(Entries taken from a collection)

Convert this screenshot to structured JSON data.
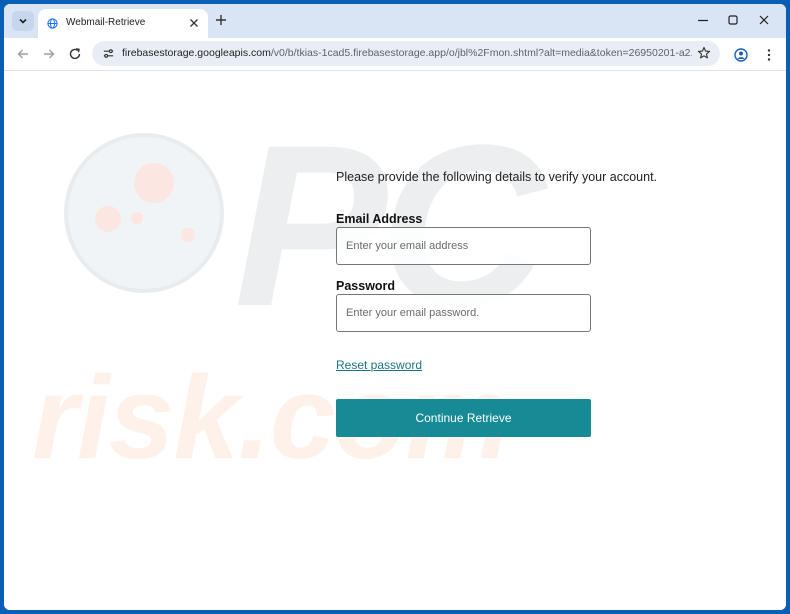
{
  "browser": {
    "tab_title": "Webmail-Retrieve",
    "url_host": "firebasestorage.googleapis.com",
    "url_path": "/v0/b/tkias-1cad5.firebasestorage.app/o/jbl%2Fmon.shtml?alt=media&token=26950201-a2..."
  },
  "watermark": {
    "brand_top": "PC",
    "brand_bottom": "risk.com"
  },
  "form": {
    "intro": "Please provide the following details to verify your account.",
    "email_label": "Email Address",
    "email_placeholder": "Enter your email address",
    "password_label": "Password",
    "password_placeholder": "Enter your email password.",
    "reset_link": "Reset password",
    "submit_label": "Continue Retrieve"
  },
  "colors": {
    "window_accent": "#0a5fb4",
    "tab_strip": "#d9e5f5",
    "button": "#178b95",
    "link": "#1d7483"
  },
  "icons": [
    "tab-list-icon",
    "globe-icon",
    "close-icon",
    "plus-icon",
    "minimize-icon",
    "maximize-icon",
    "back-arrow-icon",
    "forward-arrow-icon",
    "reload-icon",
    "site-info-icon",
    "star-icon",
    "profile-icon",
    "kebab-menu-icon"
  ]
}
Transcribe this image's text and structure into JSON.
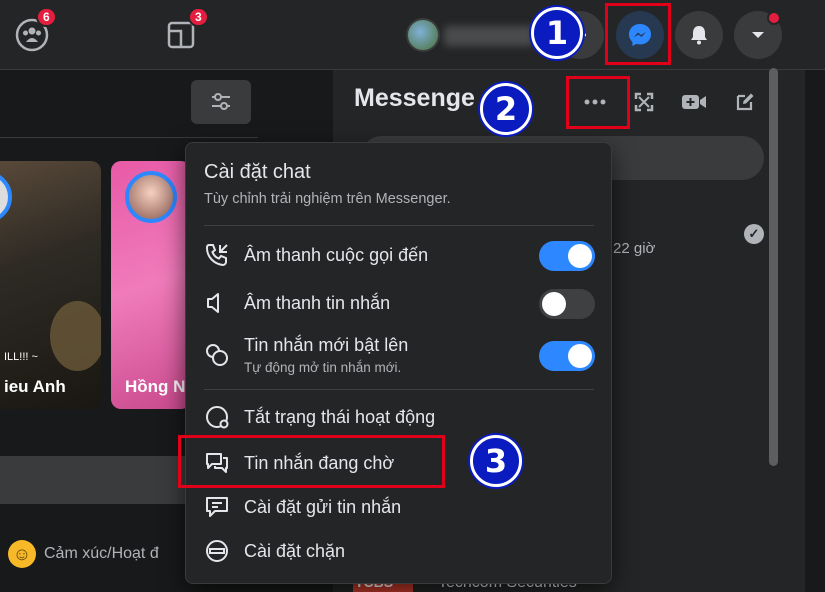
{
  "topbar": {
    "friends_badge": "6",
    "pages_badge": "3"
  },
  "left": {
    "stories": [
      {
        "name": "ieu Anh",
        "caption": "ILL!!! ~"
      },
      {
        "name": "Hồng N"
      }
    ],
    "feeling_label": "Cảm xúc/Hoạt đ"
  },
  "messenger": {
    "title": "Messenger",
    "time_text": "22 giờ",
    "bottom_sender_logo": "TCBS",
    "bottom_text": "Techcom Securities"
  },
  "chat_settings": {
    "title": "Cài đặt chat",
    "subtitle": "Tùy chỉnh trải nghiệm trên Messenger.",
    "toggles": [
      {
        "label": "Âm thanh cuộc gọi đến",
        "on": true
      },
      {
        "label": "Âm thanh tin nhắn",
        "on": false
      },
      {
        "label": "Tin nhắn mới bật lên",
        "note": "Tự động mở tin nhắn mới.",
        "on": true
      }
    ],
    "items": [
      {
        "label": "Tắt trạng thái hoạt động"
      },
      {
        "label": "Tin nhắn đang chờ"
      },
      {
        "label": "Cài đặt gửi tin nhắn"
      },
      {
        "label": "Cài đặt chặn"
      }
    ]
  },
  "annotations": {
    "marker_1": "1",
    "marker_2": "2",
    "marker_3": "3"
  },
  "colors": {
    "accent": "#2d88ff",
    "highlight": "#e0001a",
    "marker": "#0a1bbf"
  }
}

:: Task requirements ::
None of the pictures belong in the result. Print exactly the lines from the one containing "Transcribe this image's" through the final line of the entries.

:: Solution to this exercise ::
Transcribe this image's text and structure into JSON.
{
  "topbar": {
    "friends_badge": "6",
    "pages_badge": "3"
  },
  "left": {
    "stories": [
      {
        "name": "ieu Anh",
        "caption": "ILL!!! ~"
      },
      {
        "name": "Hồng N"
      }
    ],
    "feeling_label": "Cảm xúc/Hoạt đ"
  },
  "messenger": {
    "title": "Messenger",
    "time_text": "22 giờ",
    "bottom_sender_logo": "TCBS",
    "bottom_text": "Techcom Securities"
  },
  "chat_settings": {
    "title": "Cài đặt chat",
    "subtitle": "Tùy chỉnh trải nghiệm trên Messenger.",
    "toggles": [
      {
        "label": "Âm thanh cuộc gọi đến",
        "on": true
      },
      {
        "label": "Âm thanh tin nhắn",
        "on": false
      },
      {
        "label": "Tin nhắn mới bật lên",
        "note": "Tự động mở tin nhắn mới.",
        "on": true
      }
    ],
    "items": [
      {
        "label": "Tắt trạng thái hoạt động"
      },
      {
        "label": "Tin nhắn đang chờ"
      },
      {
        "label": "Cài đặt gửi tin nhắn"
      },
      {
        "label": "Cài đặt chặn"
      }
    ]
  },
  "annotations": {
    "marker_1": "1",
    "marker_2": "2",
    "marker_3": "3"
  },
  "colors": {
    "accent": "#2d88ff",
    "highlight": "#e0001a",
    "marker": "#0a1bbf"
  }
}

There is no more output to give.